Australian scientists at the University of New England (Armidale, NSW) cooperated with the Norwegian University of Life Sciences to study if the extent and method of grinding sorghum prior to inclusion in complete pelleted broiler chicken diets affects broiler gut development and performance.
A broiler experiment was conducted to examine the effects of sorghum particle size and milling type on the performance, nitrogen corrected apparent metabolisable energy (AMEn), digestive tract development, digesta pH, duodenal digesta particle size and digesta passage rate.
Complete pelleted diets with identical botanical and chemical composition containing 750 g/kg whole sorghum (WS), sorghum ground through hammer mill with 1 mm and 3 mm screen (HM1 and HM3) and sorghum ground on a roller mill with 0.15 mm spacing (RM0.15), were made.

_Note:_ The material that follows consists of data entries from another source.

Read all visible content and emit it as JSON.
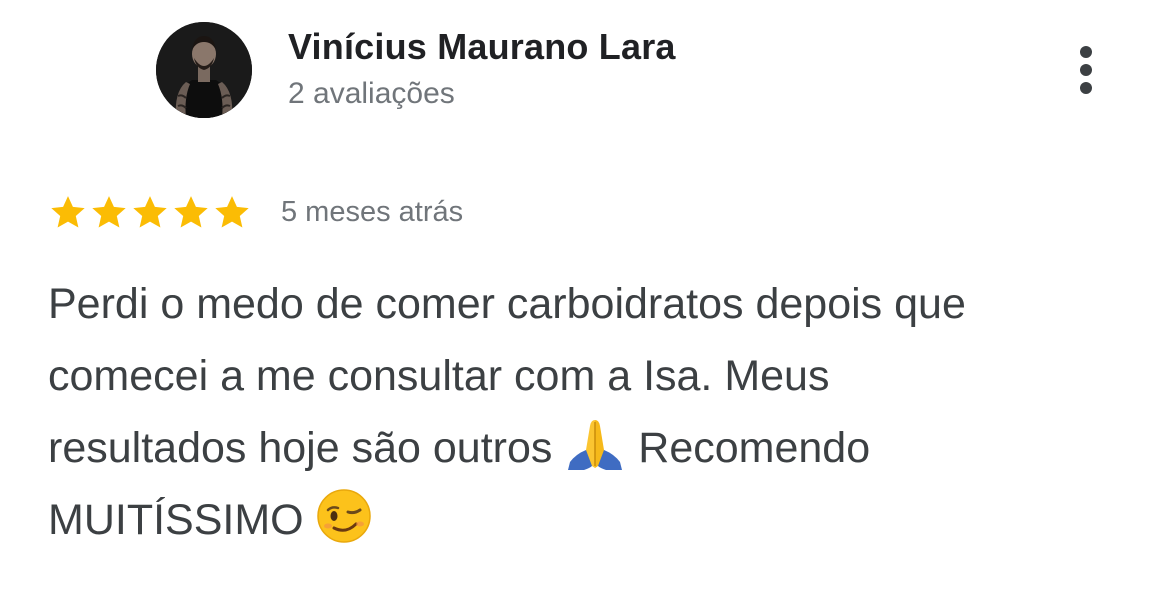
{
  "review": {
    "author": {
      "name": "Vinícius Maurano Lara",
      "meta": "2 avaliações",
      "avatar_icon": "profile-photo"
    },
    "menu_icon": "more-vert-icon",
    "rating": {
      "stars": 5,
      "max_stars": 5,
      "star_color": "#fbbc04"
    },
    "date": "5 meses atrás",
    "text_lines": [
      "Perdi o medo de comer carboidratos depois que",
      "comecei a me consultar com a Isa. Meus",
      "resultados hoje são outros",
      "Recomendo",
      "MUITÍSSIMO"
    ],
    "emojis": [
      "folded-hands-emoji",
      "winking-face-emoji"
    ]
  }
}
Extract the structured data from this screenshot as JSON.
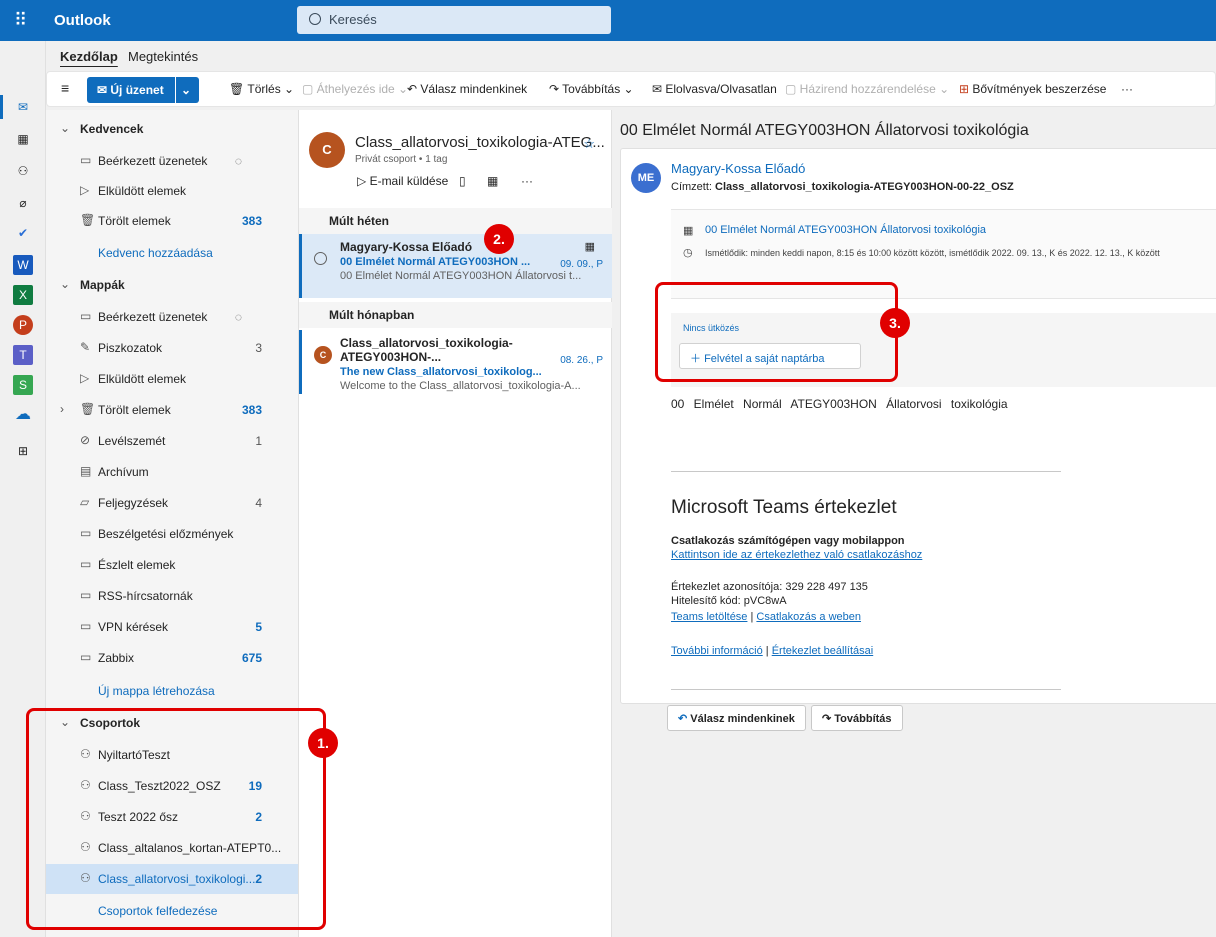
{
  "app": {
    "name": "Outlook",
    "search_placeholder": "Keresés"
  },
  "tabs": [
    "Kezdőlap",
    "Megtekintés"
  ],
  "ribbon": {
    "new_message": "Új üzenet",
    "delete": "Törlés",
    "move": "Áthelyezés ide",
    "reply_all": "Válasz mindenkinek",
    "forward": "Továbbítás",
    "read_unread": "Elolvasva/Olvasatlan",
    "policy": "Házirend hozzárendelése",
    "addins": "Bővítmények beszerzése",
    "more": "···"
  },
  "sidebar": {
    "favorites_title": "Kedvencek",
    "favorites": [
      {
        "label": "Beérkezett üzenetek",
        "count": ""
      },
      {
        "label": "Elküldött elemek",
        "count": ""
      },
      {
        "label": "Törölt elemek",
        "count": "383"
      }
    ],
    "add_favorite": "Kedvenc hozzáadása",
    "folders_title": "Mappák",
    "folders": [
      {
        "label": "Beérkezett üzenetek",
        "count": ""
      },
      {
        "label": "Piszkozatok",
        "count": "3"
      },
      {
        "label": "Elküldött elemek",
        "count": ""
      },
      {
        "label": "Törölt elemek",
        "count": "383"
      },
      {
        "label": "Levélszemét",
        "count": "1"
      },
      {
        "label": "Archívum",
        "count": ""
      },
      {
        "label": "Feljegyzések",
        "count": "4"
      },
      {
        "label": "Beszélgetési előzmények",
        "count": ""
      },
      {
        "label": "Észlelt elemek",
        "count": ""
      },
      {
        "label": "RSS-hírcsatornák",
        "count": ""
      },
      {
        "label": "VPN kérések",
        "count": "5"
      },
      {
        "label": "Zabbix",
        "count": "675"
      }
    ],
    "new_folder": "Új mappa létrehozása",
    "groups_title": "Csoportok",
    "groups": [
      {
        "label": "NyiltartóTeszt",
        "count": ""
      },
      {
        "label": "Class_Teszt2022_OSZ",
        "count": "19"
      },
      {
        "label": "Teszt 2022 ősz",
        "count": "2"
      },
      {
        "label": "Class_altalanos_kortan-ATEPT0...",
        "count": ""
      },
      {
        "label": "Class_allatorvosi_toxikologi...",
        "count": "2"
      }
    ],
    "discover_groups": "Csoportok felfedezése"
  },
  "group_header": {
    "avatar": "C",
    "title": "Class_allatorvosi_toxikologia-ATEG...",
    "subtitle": "Privát csoport • 1 tag",
    "send_email": "E-mail küldése",
    "more": "···"
  },
  "messages": {
    "section1": "Múlt héten",
    "m1": {
      "from": "Magyary-Kossa Előadó",
      "subject": "00 Elmélet Normál ATEGY003HON ...",
      "date": "09. 09., P",
      "preview": "00 Elmélet Normál ATEGY003HON Állatorvosi t..."
    },
    "section2": "Múlt hónapban",
    "m2": {
      "avatar": "C",
      "from": "Class_allatorvosi_toxikologia-ATEGY003HON-...",
      "subject": "The new Class_allatorvosi_toxikolog...",
      "date": "08. 26., P",
      "preview": "Welcome to the Class_allatorvosi_toxikologia-A..."
    }
  },
  "reading": {
    "title": "00 Elmélet Normál ATEGY003HON Állatorvosi toxikológia",
    "avatar": "ME",
    "sender": "Magyary-Kossa Előadó",
    "to_label": "Címzett:",
    "to": "Class_allatorvosi_toxikologia-ATEGY003HON-00-22_OSZ",
    "meeting_title": "00 Elmélet Normál ATEGY003HON Állatorvosi toxikológia",
    "recurrence": "Ismétlődik: minden keddi napon, 8:15 és 10:00 között között, ismétlődik 2022. 09. 13., K és 2022. 12. 13., K között",
    "no_conflict": "Nincs ütközés",
    "add_calendar": "Felvétel a saját naptárba",
    "body": "00 Elmélet Normál ATEGY003HON Állatorvosi toxikológia",
    "teams_title": "Microsoft Teams értekezlet",
    "join_title": "Csatlakozás számítógépen vagy mobilappon",
    "join_link": "Kattintson ide az értekezlethez való csatlakozáshoz",
    "meeting_id": "Értekezlet azonosítója: 329 228 497 135",
    "passcode": "Hitelesítő kód: pVC8wA",
    "download": "Teams letöltése",
    "sep": "|",
    "web": "Csatlakozás a weben",
    "more_info": "További információ",
    "settings": "Értekezlet beállításai",
    "reply_all": "Válasz mindenkinek",
    "forward": "Továbbítás"
  },
  "annotations": [
    "1.",
    "2.",
    "3."
  ],
  "colors": {
    "accent": "#0f6cbd",
    "annotation": "#e00000",
    "avatar": "#b6531f"
  }
}
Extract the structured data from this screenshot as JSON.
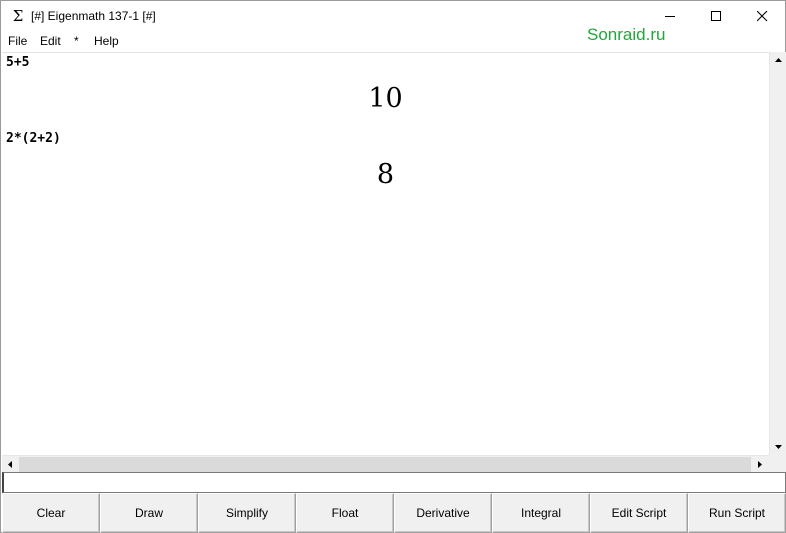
{
  "window": {
    "title": "[#] Eigenmath 137-1 [#]",
    "icon": "sigma-icon",
    "icon_glyph": "Σ"
  },
  "menu": {
    "items": [
      "File",
      "Edit",
      "*",
      "Help"
    ]
  },
  "watermark": "Sonraid.ru",
  "output": {
    "entries": [
      {
        "input": "5+5",
        "result": "10"
      },
      {
        "input": "2*(2+2)",
        "result": "8"
      }
    ]
  },
  "command_input": {
    "value": ""
  },
  "buttons": [
    "Clear",
    "Draw",
    "Simplify",
    "Float",
    "Derivative",
    "Integral",
    "Edit Script",
    "Run Script"
  ],
  "colors": {
    "watermark": "#1fa83a",
    "button_face": "#f0f0f0"
  }
}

Sorghum for diets HM3 and RM0.15 were milled to approximately the same mean particle size.
Diet WS resulted in poorer weight gain and feed conversion ratio (FCR) than the other diets from 11 to 21 days of age, while diet RM0.15 resulted in improved FCR.

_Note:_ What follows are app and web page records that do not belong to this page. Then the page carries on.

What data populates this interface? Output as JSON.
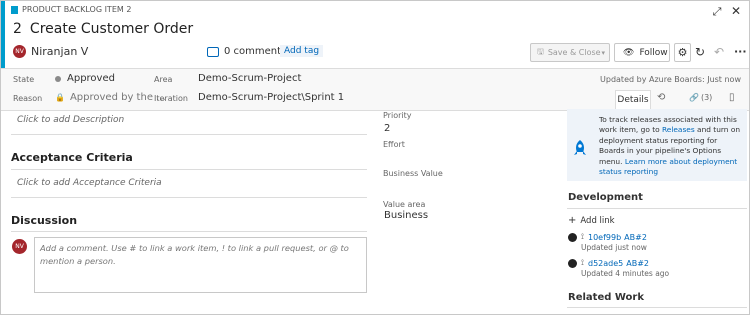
{
  "header": {
    "type_label": "PRODUCT BACKLOG ITEM 2",
    "id": "2",
    "title": "Create Customer Order",
    "assignee_initials": "NV",
    "assignee_name": "Niranjan V",
    "comments_label": "0 comments",
    "add_tag_label": "Add tag",
    "save_close_label": "Save & Close",
    "follow_label": "Follow"
  },
  "fields": {
    "state_label": "State",
    "state_value": "Approved",
    "reason_label": "Reason",
    "reason_value": "Approved by the ...",
    "area_label": "Area",
    "area_value": "Demo-Scrum-Project",
    "iteration_label": "Iteration",
    "iteration_value": "Demo-Scrum-Project\\Sprint 1",
    "updated_by": "Updated by Azure Boards: Just now"
  },
  "tabs": {
    "details_label": "Details",
    "links_count": "(3)"
  },
  "description": {
    "placeholder": "Click to add Description"
  },
  "acceptance": {
    "heading": "Acceptance Criteria",
    "placeholder": "Click to add Acceptance Criteria"
  },
  "discussion": {
    "heading": "Discussion",
    "avatar_initials": "NV",
    "comment_placeholder": "Add a comment. Use # to link a work item, ! to link a pull request, or @ to mention a person."
  },
  "planning": {
    "priority_label": "Priority",
    "priority_value": "2",
    "effort_label": "Effort",
    "business_value_label": "Business Value",
    "value_area_label": "Value area",
    "value_area_value": "Business"
  },
  "deployment": {
    "text_before": "To track releases associated with this work item, go to ",
    "releases_link": "Releases",
    "text_after": " and turn on deployment status reporting for Boards in your pipeline's Options menu. ",
    "learn_more_link": "Learn more about deployment status reporting"
  },
  "development": {
    "heading": "Development",
    "add_link_label": "Add link",
    "links": [
      {
        "commit": "10ef99b",
        "ref": "AB#2",
        "updated": "Updated just now"
      },
      {
        "commit": "d52ade5",
        "ref": "AB#2",
        "updated": "Updated 4 minutes ago"
      }
    ]
  },
  "related_work": {
    "heading": "Related Work"
  },
  "colors": {
    "accent": "#009ccc",
    "link": "#0067b8",
    "avatar": "#a4262c",
    "panel_bg": "#f8f8f8"
  }
}
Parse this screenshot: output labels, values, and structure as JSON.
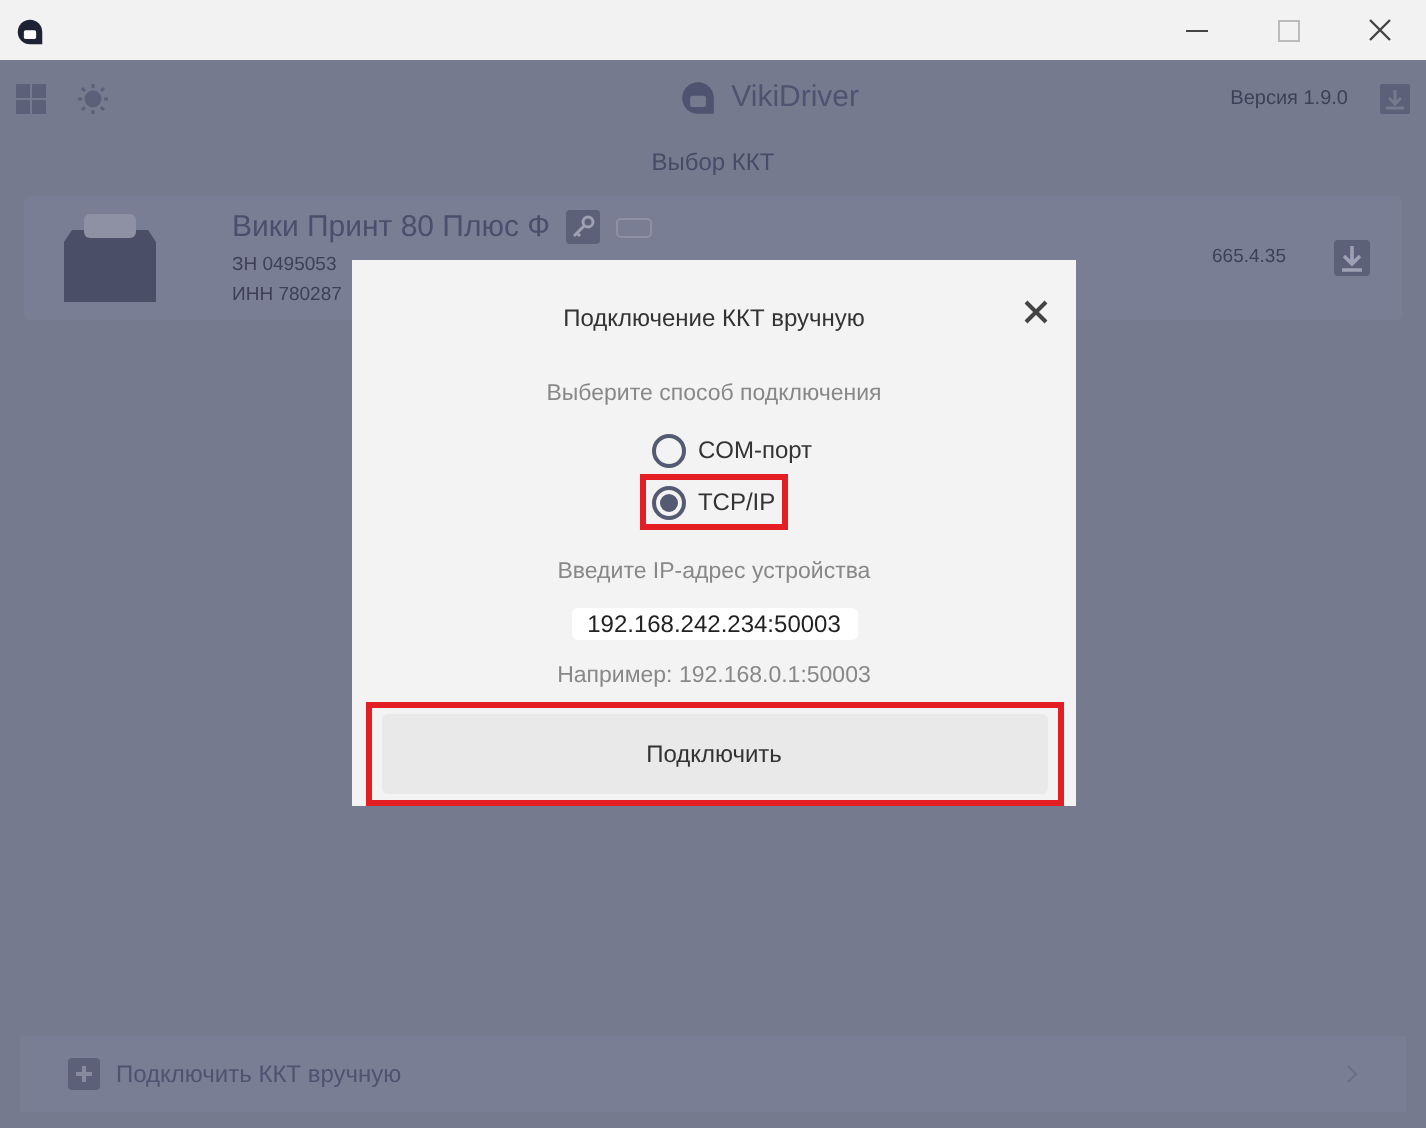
{
  "header": {
    "app_name": "VikiDriver",
    "version": "Версия 1.9.0"
  },
  "page_title": "Выбор ККТ",
  "devices": [
    {
      "name": "Вики Принт 80 Плюс Ф",
      "serial": "ЗН  0495053",
      "inn": "ИНН  780287",
      "firmware": "665.4.35"
    }
  ],
  "bottom_bar": {
    "label": "Подключить ККТ вручную"
  },
  "dialog": {
    "title": "Подключение ККТ вручную",
    "method_label": "Выберите способ подключения",
    "options": [
      {
        "label": "COM-порт",
        "selected": false,
        "highlighted": false
      },
      {
        "label": "TCP/IP",
        "selected": true,
        "highlighted": true
      }
    ],
    "ip_label": "Введите IP-адрес устройства",
    "ip_value": "192.168.242.234:50003",
    "example": "Например: 192.168.0.1:50003",
    "connect_button": {
      "label": "Подключить",
      "highlighted": true
    }
  }
}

Apparent MEn determined between 25 and 28 days of age, however, was higher for diet WS than for the other diets.
This was possibly due to a longer adaptation time to a larger feed particle size, as indicated by a lower pH in the gizzard and smaller duodenal digesta particle size for this diet.

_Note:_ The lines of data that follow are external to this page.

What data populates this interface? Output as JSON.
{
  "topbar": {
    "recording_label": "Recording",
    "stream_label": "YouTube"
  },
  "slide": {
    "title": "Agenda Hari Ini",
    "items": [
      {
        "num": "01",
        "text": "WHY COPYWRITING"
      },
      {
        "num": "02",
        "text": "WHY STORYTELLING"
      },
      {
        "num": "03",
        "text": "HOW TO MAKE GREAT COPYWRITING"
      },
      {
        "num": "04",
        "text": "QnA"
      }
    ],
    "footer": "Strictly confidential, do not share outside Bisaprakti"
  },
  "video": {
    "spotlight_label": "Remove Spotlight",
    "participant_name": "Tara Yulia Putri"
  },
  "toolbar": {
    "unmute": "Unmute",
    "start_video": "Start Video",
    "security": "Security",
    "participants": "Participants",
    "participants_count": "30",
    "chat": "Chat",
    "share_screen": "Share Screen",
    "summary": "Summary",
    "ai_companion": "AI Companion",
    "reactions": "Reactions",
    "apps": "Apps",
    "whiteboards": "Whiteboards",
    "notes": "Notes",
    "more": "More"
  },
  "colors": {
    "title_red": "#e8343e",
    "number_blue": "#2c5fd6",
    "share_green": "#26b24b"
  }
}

Diet HM1 gave similar performance as diet HM3, but resulted in a significantly smaller gizzard, a higher pH of the gizzard content, a lower pH of the duodenal content and larger particles in the duodenal contents, thus indicating that gizzard development and activity were compromised by this diet.
Total tract passage rate of the liquid phase marker was slower in the WS fed birds, but there were no differences in solid phase marker excretion rates.